Your answer should be every line below that includes the word "screenshot".

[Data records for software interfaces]
——————————
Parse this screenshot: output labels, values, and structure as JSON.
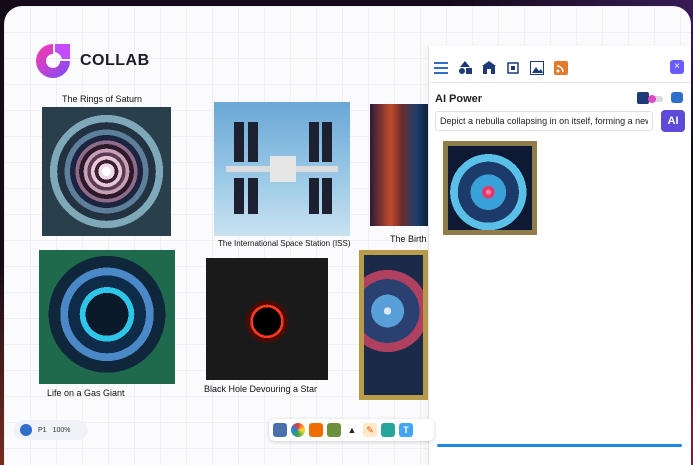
{
  "app": {
    "name": "COLLAB"
  },
  "gallery": [
    {
      "caption": "The Rings of Saturn",
      "image": "rings-of-saturn"
    },
    {
      "caption": "The International Space Station (ISS)",
      "image": "iss"
    },
    {
      "caption": "The Birth",
      "image": "birth-of-star"
    },
    {
      "caption": "Life on a Gas Giant",
      "image": "gas-giant"
    },
    {
      "caption": "Black Hole Devouring a Star",
      "image": "black-hole"
    },
    {
      "caption": "",
      "image": "nebula"
    }
  ],
  "ai_panel": {
    "title": "AI Power",
    "prompt_value": "Depict a nebulla collapsing in on itself, forming a new star",
    "ai_button_label": "AI",
    "close_label": "×",
    "result_image": "nebula-collapsing"
  },
  "status": {
    "page": "P1",
    "zoom": "100%"
  },
  "colors": {
    "accent": "#5b4bd8",
    "progress": "#1e88e5",
    "close": "#6a5cff"
  }
}
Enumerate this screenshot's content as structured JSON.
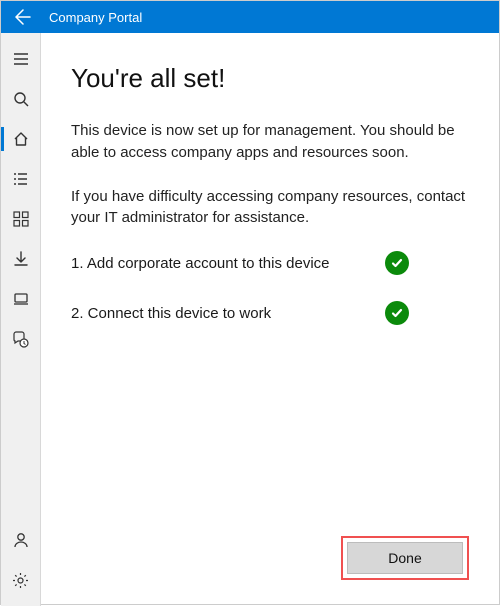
{
  "titlebar": {
    "title": "Company Portal"
  },
  "main": {
    "heading": "You're all set!",
    "para1": "This device is now set up for management.  You should be able to access company apps and resources soon.",
    "para2": "If you have difficulty accessing company resources, contact your IT administrator for assistance.",
    "steps": [
      {
        "label": "1. Add corporate account to this device",
        "status": "complete"
      },
      {
        "label": "2. Connect this device to work",
        "status": "complete"
      }
    ],
    "done_label": "Done"
  },
  "sidebar": {
    "items": [
      {
        "id": "menu-icon"
      },
      {
        "id": "search-icon"
      },
      {
        "id": "home-icon",
        "active": true
      },
      {
        "id": "list-icon"
      },
      {
        "id": "apps-icon"
      },
      {
        "id": "download-icon"
      },
      {
        "id": "device-icon"
      },
      {
        "id": "support-icon"
      }
    ],
    "bottom": [
      {
        "id": "person-icon"
      },
      {
        "id": "settings-icon"
      }
    ]
  },
  "colors": {
    "brand": "#0078d4",
    "success": "#0b8a0b",
    "highlight": "#f05050"
  }
}
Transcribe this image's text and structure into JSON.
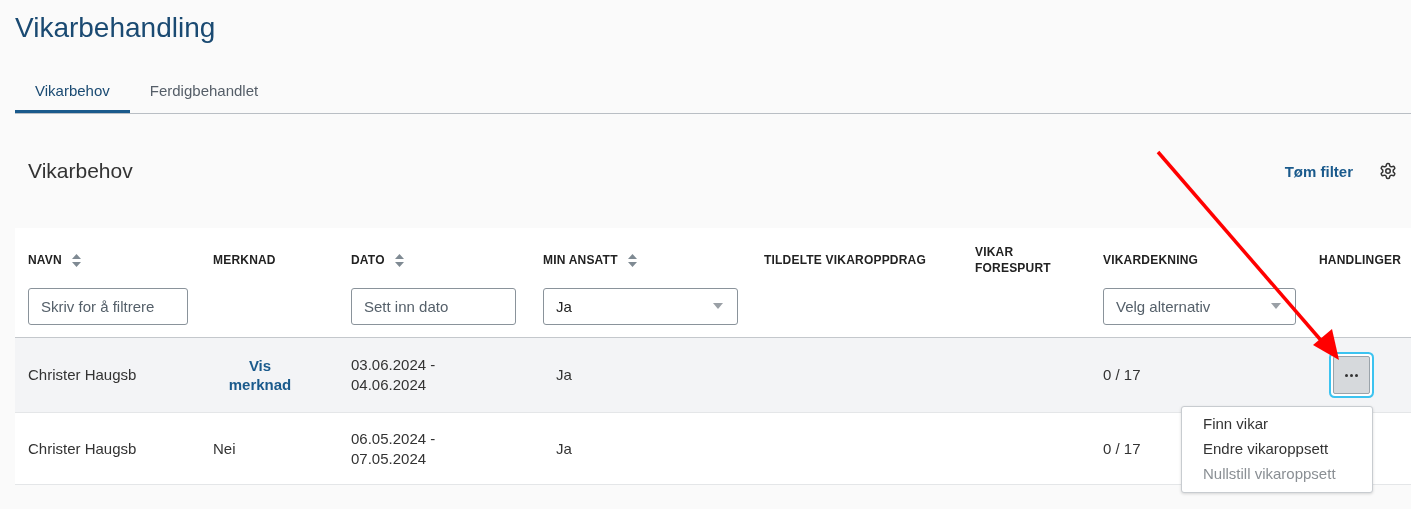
{
  "page_title": "Vikarbehandling",
  "tabs": [
    {
      "label": "Vikarbehov",
      "selected": true
    },
    {
      "label": "Ferdigbehandlet",
      "selected": false
    }
  ],
  "section": {
    "title": "Vikarbehov",
    "clear_filter": "Tøm filter"
  },
  "table": {
    "columns": [
      {
        "label": "NAVN",
        "sortable": true,
        "filter": {
          "kind": "text",
          "placeholder": "Skriv for å filtrere"
        }
      },
      {
        "label": "MERKNAD",
        "sortable": false
      },
      {
        "label": "DATO",
        "sortable": true,
        "filter": {
          "kind": "text",
          "placeholder": "Sett inn dato"
        }
      },
      {
        "label": "MIN ANSATT",
        "sortable": true,
        "filter": {
          "kind": "select",
          "value": "Ja"
        }
      },
      {
        "label": "TILDELTE VIKAROPPDRAG",
        "sortable": false
      },
      {
        "label": "VIKAR FORESPURT",
        "sortable": false
      },
      {
        "label": "VIKARDEKNING",
        "sortable": false,
        "filter": {
          "kind": "select",
          "placeholder": "Velg alternativ"
        }
      },
      {
        "label": "HANDLINGER",
        "sortable": false
      }
    ],
    "rows": [
      {
        "name": "Christer Haugsb",
        "note": {
          "kind": "link",
          "text": "Vis merknad"
        },
        "date": "03.06.2024 - 04.06.2024",
        "my_employee": "Ja",
        "coverage": "0 / 17",
        "highlighted": true,
        "menu_open": true
      },
      {
        "name": "Christer Haugsb",
        "note": {
          "kind": "text",
          "text": "Nei"
        },
        "date": "06.05.2024 - 07.05.2024",
        "my_employee": "Ja",
        "coverage": "0 / 17",
        "highlighted": false,
        "menu_open": false
      }
    ]
  },
  "actions_menu": [
    {
      "label": "Finn vikar",
      "disabled": false
    },
    {
      "label": "Endre vikaroppsett",
      "disabled": false
    },
    {
      "label": "Nullstill vikaroppsett",
      "disabled": true
    }
  ],
  "annotation": {
    "kind": "arrow"
  }
}
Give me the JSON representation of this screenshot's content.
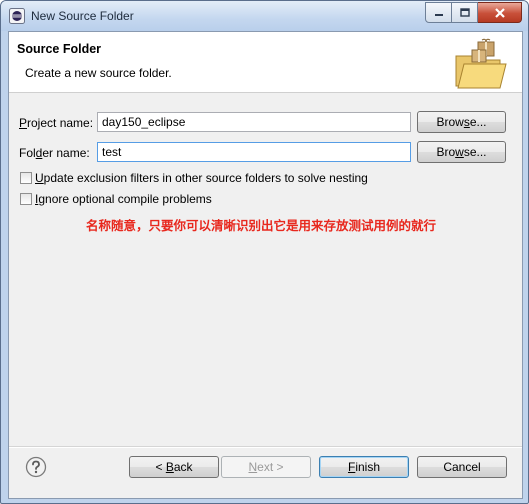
{
  "window": {
    "title": "New Source Folder",
    "icons": {
      "app": "eclipse-icon",
      "minimize": "minimize-icon",
      "maximize": "maximize-icon",
      "close": "close-icon"
    }
  },
  "header": {
    "title": "Source Folder",
    "description": "Create a new source folder.",
    "image": "folder-with-package-icon"
  },
  "form": {
    "project_label_pre": "P",
    "project_label_post": "roject name:",
    "project_value": "day150_eclipse",
    "folder_label_pre": "Fol",
    "folder_label_mn": "d",
    "folder_label_post": "er name:",
    "folder_value": "test",
    "browse_pre": "Brow",
    "browse_mn": "s",
    "browse_post": "e...",
    "browse2_pre": "Bro",
    "browse2_mn": "w",
    "browse2_post": "se..."
  },
  "options": [
    {
      "mn": "U",
      "rest": "pdate exclusion filters in other source folders to solve nesting",
      "checked": false
    },
    {
      "mn": "I",
      "rest": "gnore optional compile problems",
      "checked": false
    }
  ],
  "annotation": "名称随意，只要你可以清晰识别出它是用来存放测试用例的就行",
  "colors": {
    "annotation": "#e8281e",
    "focus_border": "#569de5"
  },
  "footer": {
    "back_pre": "< ",
    "back_mn": "B",
    "back_post": "ack",
    "next_pre": "",
    "next_mn": "N",
    "next_post": "ext >",
    "finish_pre": "",
    "finish_mn": "F",
    "finish_post": "inish",
    "cancel": "Cancel",
    "help_icon": "help-question-icon"
  }
}
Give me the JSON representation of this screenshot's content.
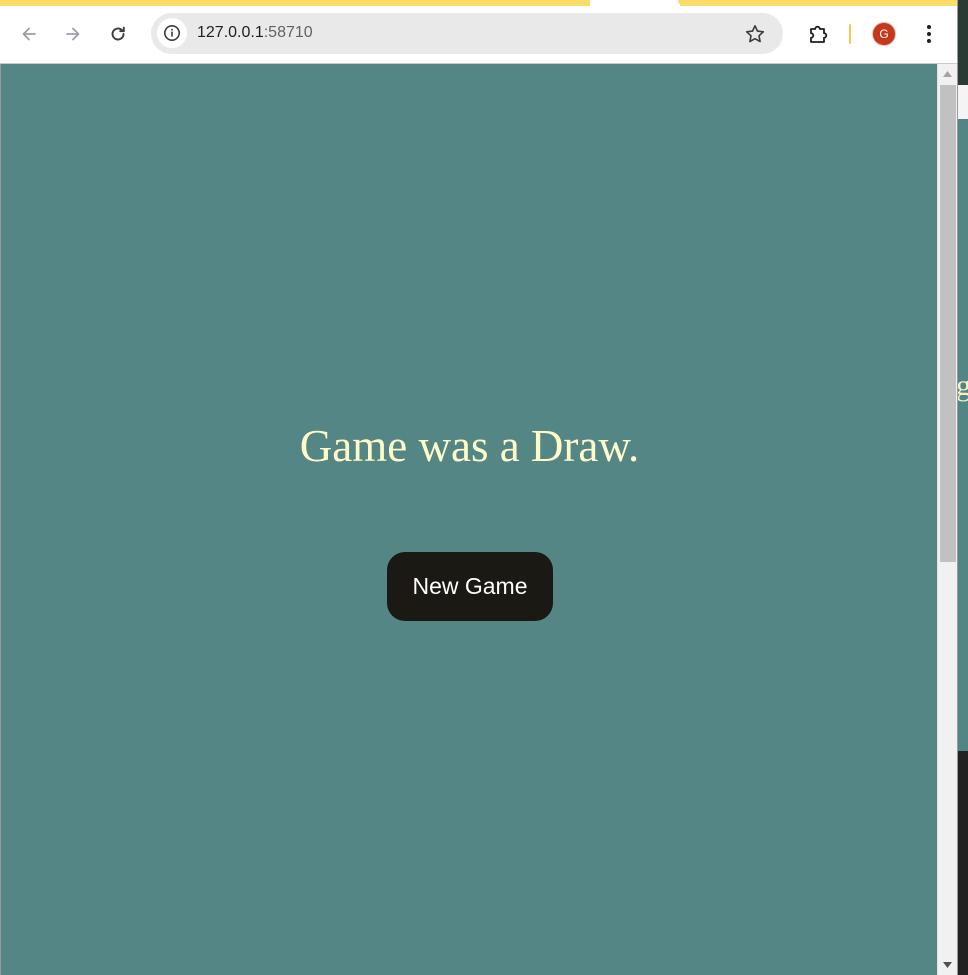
{
  "browser": {
    "url_host": "127.0.0.1",
    "url_port": ":58710",
    "profile_initial": "G",
    "icons": {
      "back": "back-arrow-icon",
      "forward": "forward-arrow-icon",
      "reload": "reload-icon",
      "site_info": "info-icon",
      "bookmark": "star-icon",
      "extensions": "puzzle-icon",
      "menu": "kebab-menu-icon"
    },
    "colors": {
      "tabstrip": "#f9dd68",
      "avatar": "#c4391c"
    }
  },
  "page": {
    "result_message": "Game was a Draw.",
    "new_game_label": "New Game",
    "colors": {
      "background": "#538685",
      "message_text": "#fefbc9",
      "button_bg": "#1a1914",
      "button_text": "#ffffff"
    }
  },
  "background_window": {
    "clipped_text": "g"
  }
}
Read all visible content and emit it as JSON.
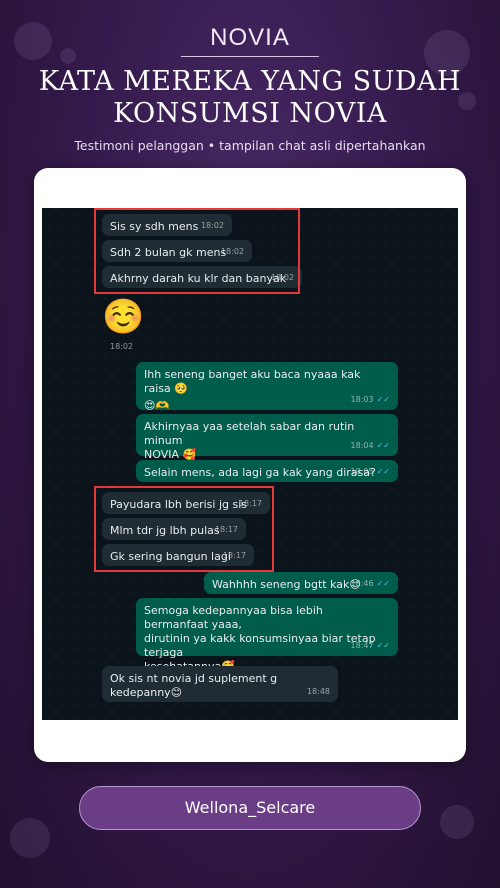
{
  "header": {
    "brand": "NOVIA",
    "headline_line1": "KATA MEREKA YANG SUDAH",
    "headline_line2": "KONSUMSI NOVIA",
    "subtitle": "Testimoni pelanggan • tampilan chat asli dipertahankan"
  },
  "chat": {
    "messages": [
      {
        "text": "Sis sy sdh mens",
        "time": "18:02"
      },
      {
        "text": "Sdh 2 bulan gk mens",
        "time": "18:02"
      },
      {
        "text": "Akhrny darah ku klr dan banyak",
        "time": "18:02"
      },
      {
        "text": "☺️",
        "time": "18:02"
      },
      {
        "text": "Ihh seneng banget aku baca nyaaa kak raisa 🥺",
        "text2": "😍🫶",
        "time": "18:03"
      },
      {
        "text": "Akhirnyaa yaa setelah sabar dan rutin minum",
        "text2": "NOVIA 🥰",
        "time": "18:04"
      },
      {
        "text": "Selain mens, ada lagi ga kak yang dirasa?",
        "time": "18:05"
      },
      {
        "text": "Payudara lbh berisi jg sis",
        "time": "18:17"
      },
      {
        "text": "Mlm tdr jg lbh pulas",
        "time": "18:17"
      },
      {
        "text": "Gk sering bangun lagi",
        "time": "18:17"
      },
      {
        "text": "Wahhhh seneng bgtt kak😊",
        "time": "18:46"
      },
      {
        "text": "Semoga kedepannyaa bisa lebih bermanfaat yaaa,",
        "text2": "dirutinin ya kakk konsumsinyaa biar tetap terjaga",
        "text3": "kesehatannya🥰",
        "time": "18:47"
      },
      {
        "text": "Ok sis nt novia jd suplement g kedepanny😊",
        "time": "18:48"
      }
    ],
    "highlight_color": "#e23a3a"
  },
  "footer": {
    "handle": "Wellona_Selcare"
  },
  "colors": {
    "background": "#351b4e",
    "incoming_bubble": "#202c33",
    "outgoing_bubble": "#005c4b",
    "read_tick": "#53bdeb"
  },
  "icons": {
    "read_receipt": "double-check-icon"
  }
}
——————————
ANSWER
Parse this screenshot: output labels, values, and structure as JSON.
Enumerate this screenshot's content as structured JSON.
Give me the JSON representation of this screenshot's content.
Give me the JSON representation of this screenshot's content.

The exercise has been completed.